• **Action item**
From the data below, copy out every line in which the word "label" occurs.
* * * * *
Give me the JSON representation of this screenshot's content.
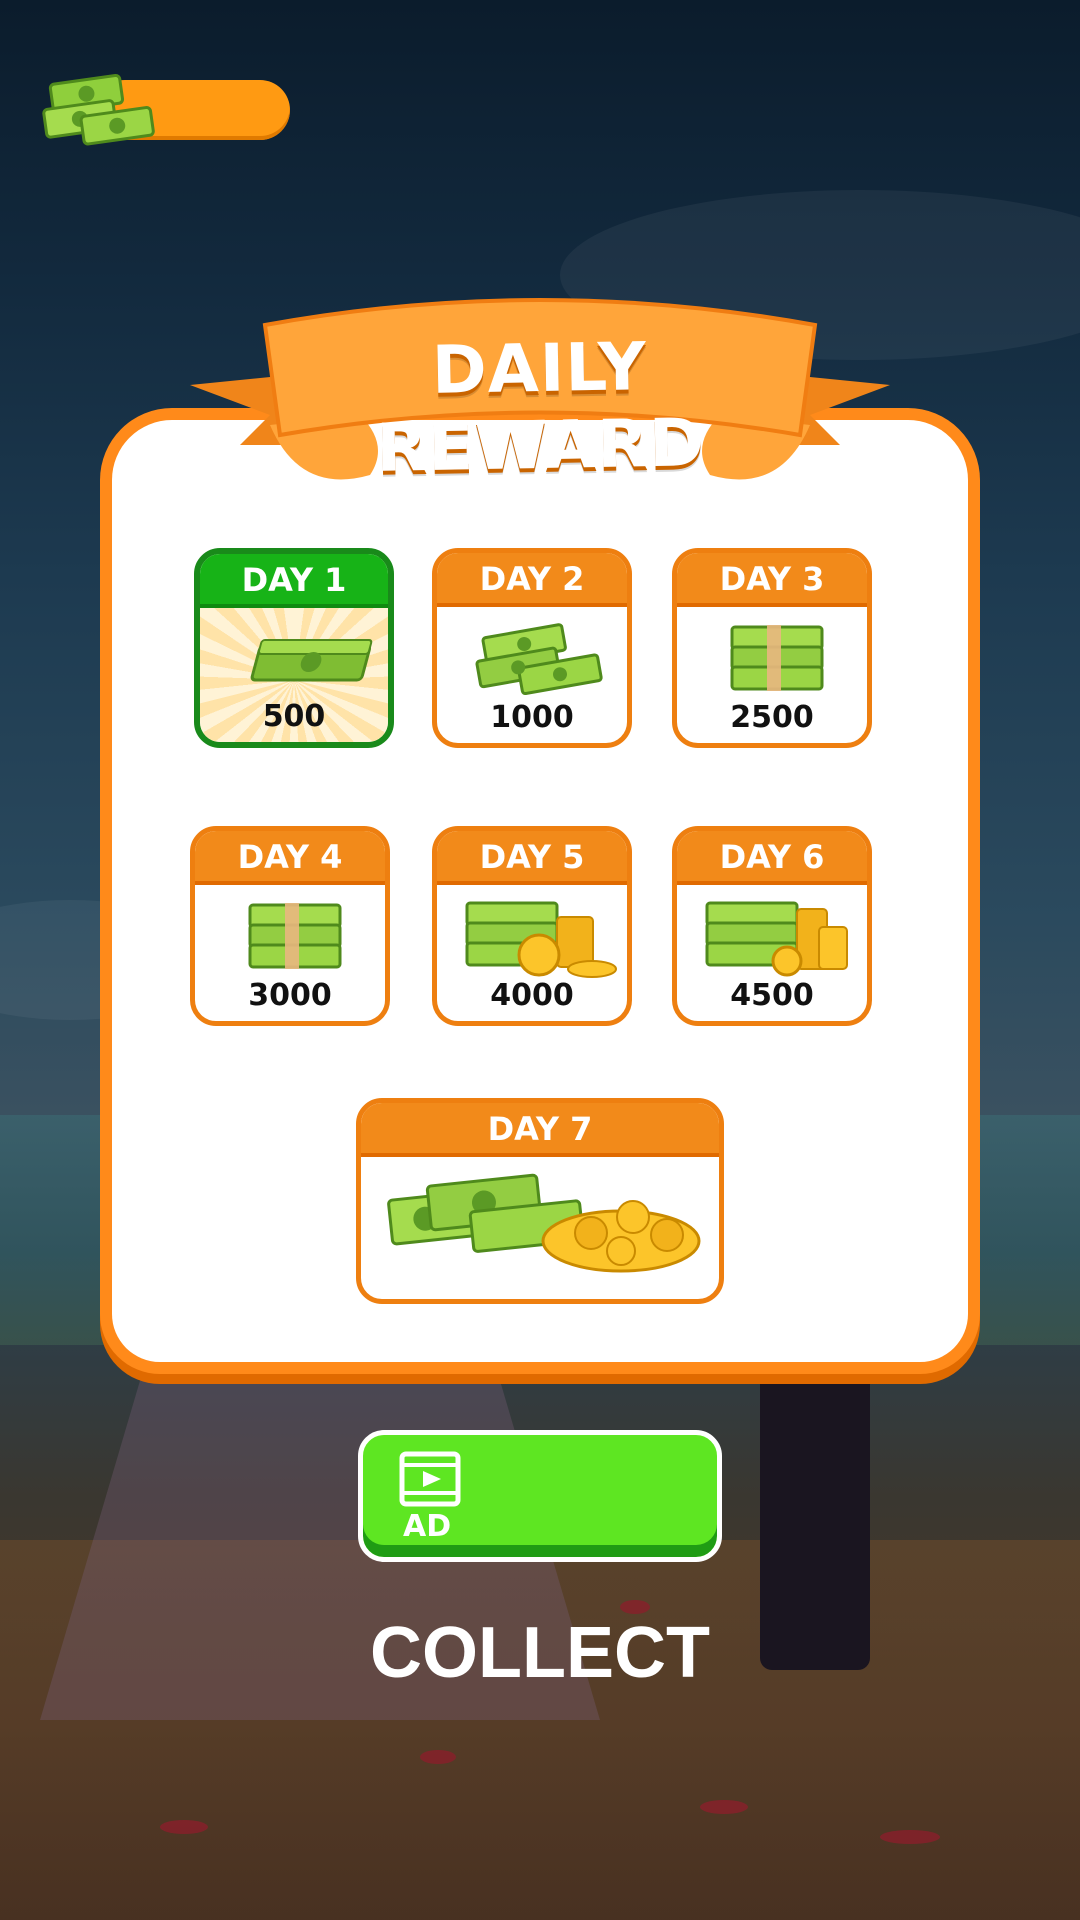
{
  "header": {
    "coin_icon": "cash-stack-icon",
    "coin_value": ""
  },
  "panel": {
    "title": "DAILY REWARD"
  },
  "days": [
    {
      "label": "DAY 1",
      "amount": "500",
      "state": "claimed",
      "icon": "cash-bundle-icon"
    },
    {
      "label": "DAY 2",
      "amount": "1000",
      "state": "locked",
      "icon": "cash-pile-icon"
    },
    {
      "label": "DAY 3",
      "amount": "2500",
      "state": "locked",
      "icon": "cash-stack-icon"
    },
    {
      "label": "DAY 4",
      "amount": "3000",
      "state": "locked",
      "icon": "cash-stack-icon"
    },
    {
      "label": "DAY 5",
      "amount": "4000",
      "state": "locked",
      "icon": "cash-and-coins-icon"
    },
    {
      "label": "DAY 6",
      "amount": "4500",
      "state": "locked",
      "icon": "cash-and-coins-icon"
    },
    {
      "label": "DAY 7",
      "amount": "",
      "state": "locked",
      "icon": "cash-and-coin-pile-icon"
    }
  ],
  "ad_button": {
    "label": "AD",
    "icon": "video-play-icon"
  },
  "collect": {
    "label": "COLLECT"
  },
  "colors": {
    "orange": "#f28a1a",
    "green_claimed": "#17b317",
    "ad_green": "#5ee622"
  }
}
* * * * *
• **Written solution**
      "label": "DAY 1",
      "label": "DAY 2",
      "label": "DAY 3",
      "label": "DAY 4",
      "label": "DAY 5",
      "label": "DAY 6",
      "label": "DAY 7",
    "label": "AD",
    "label": "COLLECT"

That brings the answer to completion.